Put it on the credit card and dissapear into the Bright Blue Yonder.....would be my suggestion. Why pay someoneelsesdonationsifyoucanevadethem...Kiwis can fly...Free.

The Chinese have had an affinity towards purchasing property for cultural status. That's why there are so many empty houses across China, it's housing "consumption" in reality:

It's a classic speculative market based on cheap credit. Unlike New Zealand, and many other western countries, China actually has adequate supply so it really is really speculation without supporting scarcity.

Yes, it's a cultural oddity - pretty much obliterates the supply/demand rule and defies the 'rational man' theory.

Bit like the Western cultural fettish with shoes - it's a status-type topic of conversation as to how many pairs of shoes one or ones partner has.

I'm so glad I'm never close to those types of status conversations. Also like men that have a high maintenance wife and let it be known to indicate that they've got a high status catch. Good for them haha.
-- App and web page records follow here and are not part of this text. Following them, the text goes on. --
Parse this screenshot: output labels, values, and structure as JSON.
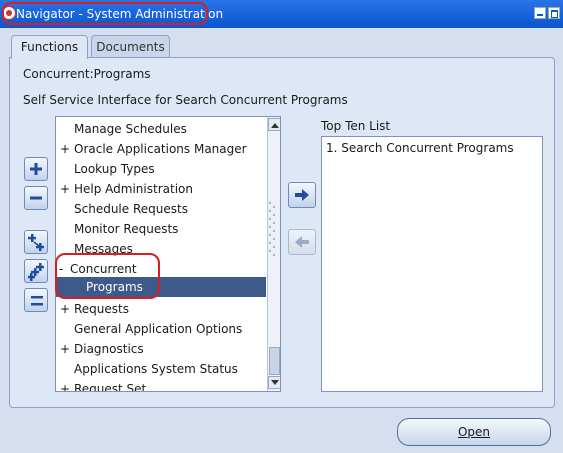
{
  "window": {
    "title": "Navigator - System Administration"
  },
  "tabs": [
    {
      "label": "Functions",
      "active": true
    },
    {
      "label": "Documents",
      "active": false
    }
  ],
  "panel": {
    "path": "Concurrent:Programs",
    "description": "Self Service Interface for Search Concurrent Programs"
  },
  "side_buttons": [
    "expand-icon",
    "collapse-icon",
    "expand-branch-icon",
    "expand-all-icon",
    "collapse-all-icon"
  ],
  "nav_items": [
    {
      "expander": "",
      "label": "Manage Schedules"
    },
    {
      "expander": "+",
      "label": "Oracle Applications Manager"
    },
    {
      "expander": "",
      "label": "Lookup Types"
    },
    {
      "expander": "+",
      "label": "Help Administration"
    },
    {
      "expander": "",
      "label": "Schedule Requests"
    },
    {
      "expander": "",
      "label": "Monitor Requests"
    },
    {
      "expander": "",
      "label": "Messages"
    },
    {
      "expander": "-",
      "label": "Concurrent"
    },
    {
      "expander": "",
      "label": "Programs"
    },
    {
      "expander": "+",
      "label": "Requests"
    },
    {
      "expander": "",
      "label": "General Application Options"
    },
    {
      "expander": "+",
      "label": "Diagnostics"
    },
    {
      "expander": "",
      "label": "Applications System Status"
    },
    {
      "expander": "+",
      "label": "Request Set"
    }
  ],
  "selected_index": 8,
  "top_ten": {
    "title": "Top Ten List",
    "items": [
      "1. Search Concurrent Programs"
    ]
  },
  "buttons": {
    "open_label": "Open"
  },
  "colors": {
    "titlebar": "#0a55cf",
    "selection": "#3d5a8a",
    "highlight_circle": "#d81f1f",
    "background": "#d6dfef"
  }
}
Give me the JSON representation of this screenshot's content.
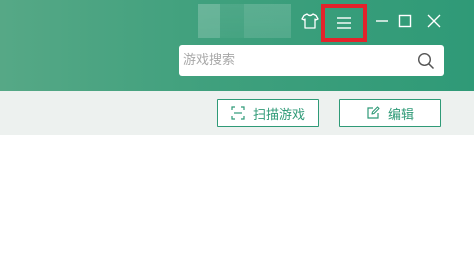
{
  "titlebar": {
    "accent": "#2f9a77",
    "highlight": "#e3232b",
    "icons": [
      "shirt-icon",
      "menu-icon",
      "minimize-icon",
      "maximize-icon",
      "close-icon"
    ]
  },
  "search": {
    "placeholder": "游戏搜索",
    "value": ""
  },
  "toolbar": {
    "scan_label": "扫描游戏",
    "edit_label": "编辑"
  }
}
Agree. I avoid people that enjoy those types of conversations and life is far better for it. I remember being berated when I was younger for not owning proper, higher heels and more shoes in general, by 'friends'. A more minimalist french style wardrobe wasn't in fashion then. Blow all your money on too many shoes and clothes that don't even last.. I'm good.

LOL. I had an uncle who proudly pointed out his wife's BMW and referred to it as the Big Money Waster (referencing her shopping habits). One year we got their Xmas postcard - the big house they were standing in front of was so big - they were like little ants standing in front of it. You could barely make them out for all the bricks and mortar.

Big Money Waster lol He's not wrong there. Crazy isn't it? My first thought would be 'that's a lot of space to waste time cleaning!' But I suppose they don't mind paying for and having other people coming into their house to do it for them. No thanks!

Might be some cheap Houses in the Overseas Market soon. Heaps and total....maybe more.....Chances are you can have more rentals.......(Orr maybe not).

Canadian even madder than ours. ..Gonna be a cold cold winter soon for many a poor loser. give em a leg up.....the Property Ladder, like here.....We is so hot.....and such a cool bunch of people........Please help....Lift the prices, even know we can do it.......Give a little...We are bailing out ours.....spread the word......More to come....Later....Zero Finance......needed.